Exercise data section start

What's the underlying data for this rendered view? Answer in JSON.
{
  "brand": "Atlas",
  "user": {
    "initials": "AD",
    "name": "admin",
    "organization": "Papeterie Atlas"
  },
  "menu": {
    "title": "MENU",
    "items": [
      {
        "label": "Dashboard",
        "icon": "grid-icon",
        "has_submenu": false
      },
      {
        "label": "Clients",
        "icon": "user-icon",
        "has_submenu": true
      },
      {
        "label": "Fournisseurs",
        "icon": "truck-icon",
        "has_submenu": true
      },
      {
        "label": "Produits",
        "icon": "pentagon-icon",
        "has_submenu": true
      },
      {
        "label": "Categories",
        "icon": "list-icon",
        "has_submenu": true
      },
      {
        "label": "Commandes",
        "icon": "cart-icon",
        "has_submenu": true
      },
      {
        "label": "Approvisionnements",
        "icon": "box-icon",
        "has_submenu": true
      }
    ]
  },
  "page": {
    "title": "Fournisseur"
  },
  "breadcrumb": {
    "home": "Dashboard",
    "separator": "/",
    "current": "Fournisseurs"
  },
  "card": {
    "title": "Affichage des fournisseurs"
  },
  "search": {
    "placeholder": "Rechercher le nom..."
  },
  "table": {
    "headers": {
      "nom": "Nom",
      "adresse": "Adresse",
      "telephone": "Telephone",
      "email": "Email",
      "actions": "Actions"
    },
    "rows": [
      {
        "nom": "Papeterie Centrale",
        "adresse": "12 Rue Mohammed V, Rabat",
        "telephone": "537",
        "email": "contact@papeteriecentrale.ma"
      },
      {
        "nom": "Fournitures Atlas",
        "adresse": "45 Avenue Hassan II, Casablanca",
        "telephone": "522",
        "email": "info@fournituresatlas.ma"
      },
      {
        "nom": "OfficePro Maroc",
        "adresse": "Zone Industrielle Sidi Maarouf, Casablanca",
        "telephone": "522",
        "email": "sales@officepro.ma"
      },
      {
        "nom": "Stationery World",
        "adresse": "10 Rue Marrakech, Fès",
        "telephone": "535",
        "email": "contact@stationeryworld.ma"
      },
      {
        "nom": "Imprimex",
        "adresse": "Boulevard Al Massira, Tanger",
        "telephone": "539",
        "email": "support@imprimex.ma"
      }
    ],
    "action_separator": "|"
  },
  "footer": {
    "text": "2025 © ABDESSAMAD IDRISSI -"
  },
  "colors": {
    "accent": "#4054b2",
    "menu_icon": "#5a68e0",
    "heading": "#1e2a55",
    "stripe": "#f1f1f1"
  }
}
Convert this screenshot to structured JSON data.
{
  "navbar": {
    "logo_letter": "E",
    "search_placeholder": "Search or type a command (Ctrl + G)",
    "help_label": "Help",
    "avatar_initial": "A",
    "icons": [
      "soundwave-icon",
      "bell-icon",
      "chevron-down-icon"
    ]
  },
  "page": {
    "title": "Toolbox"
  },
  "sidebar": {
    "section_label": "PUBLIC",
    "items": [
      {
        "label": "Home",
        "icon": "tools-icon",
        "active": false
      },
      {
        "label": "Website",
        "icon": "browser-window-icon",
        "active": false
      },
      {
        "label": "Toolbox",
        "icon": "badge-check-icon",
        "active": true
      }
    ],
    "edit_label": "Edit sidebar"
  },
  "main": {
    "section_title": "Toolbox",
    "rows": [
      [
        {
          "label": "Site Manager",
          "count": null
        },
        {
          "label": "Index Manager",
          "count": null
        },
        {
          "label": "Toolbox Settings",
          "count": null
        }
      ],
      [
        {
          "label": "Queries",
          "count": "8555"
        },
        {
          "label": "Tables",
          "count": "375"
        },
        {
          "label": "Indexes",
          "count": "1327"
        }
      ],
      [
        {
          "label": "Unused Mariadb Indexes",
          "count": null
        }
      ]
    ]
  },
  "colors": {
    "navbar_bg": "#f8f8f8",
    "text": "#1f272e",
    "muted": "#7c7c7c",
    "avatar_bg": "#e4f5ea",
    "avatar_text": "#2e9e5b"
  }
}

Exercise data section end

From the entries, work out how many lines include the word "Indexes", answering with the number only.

2